_Exercise aim:_
Please copy every record below exactly and leave out the pictures.

*** Opening Available data ***

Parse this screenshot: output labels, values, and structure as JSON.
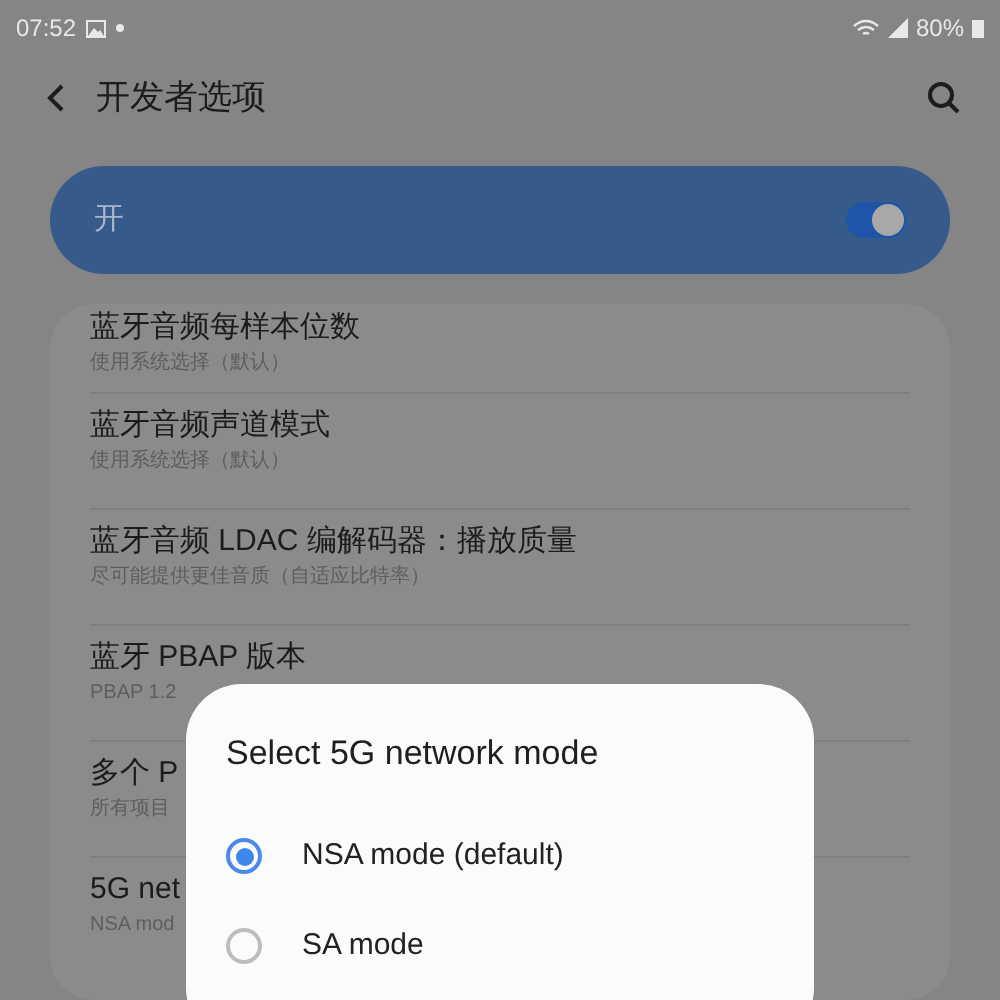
{
  "status_bar": {
    "time": "07:52",
    "battery": "80%"
  },
  "header": {
    "title": "开发者选项"
  },
  "master_switch": {
    "label": "开",
    "on": true
  },
  "settings": [
    {
      "title": "蓝牙音频每样本位数",
      "subtitle": "使用系统选择（默认）"
    },
    {
      "title": "蓝牙音频声道模式",
      "subtitle": "使用系统选择（默认）"
    },
    {
      "title": "蓝牙音频 LDAC 编解码器：播放质量",
      "subtitle": "尽可能提供更佳音质（自适应比特率）"
    },
    {
      "title": "蓝牙 PBAP 版本",
      "subtitle": "PBAP 1.2"
    },
    {
      "title": "多个 P",
      "subtitle": "所有项目"
    },
    {
      "title": "5G net",
      "subtitle": "NSA mod"
    }
  ],
  "dialog": {
    "title": "Select 5G network mode",
    "options": [
      {
        "label": "NSA mode (default)",
        "selected": true
      },
      {
        "label": "SA mode",
        "selected": false
      }
    ]
  }
}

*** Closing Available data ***

_Reply to the exercise:_
Parse this screenshot: output labels, values, and structure as JSON.
{
  "status_bar": {
    "time": "07:52",
    "battery": "80%"
  },
  "header": {
    "title": "开发者选项"
  },
  "master_switch": {
    "label": "开",
    "on": true
  },
  "settings": [
    {
      "title": "蓝牙音频每样本位数",
      "subtitle": "使用系统选择（默认）"
    },
    {
      "title": "蓝牙音频声道模式",
      "subtitle": "使用系统选择（默认）"
    },
    {
      "title": "蓝牙音频 LDAC 编解码器：播放质量",
      "subtitle": "尽可能提供更佳音质（自适应比特率）"
    },
    {
      "title": "蓝牙 PBAP 版本",
      "subtitle": "PBAP 1.2"
    },
    {
      "title": "多个 P",
      "subtitle": "所有项目"
    },
    {
      "title": "5G net",
      "subtitle": "NSA mod"
    }
  ],
  "dialog": {
    "title": "Select 5G network mode",
    "options": [
      {
        "label": "NSA mode (default)",
        "selected": true
      },
      {
        "label": "SA mode",
        "selected": false
      }
    ]
  }
}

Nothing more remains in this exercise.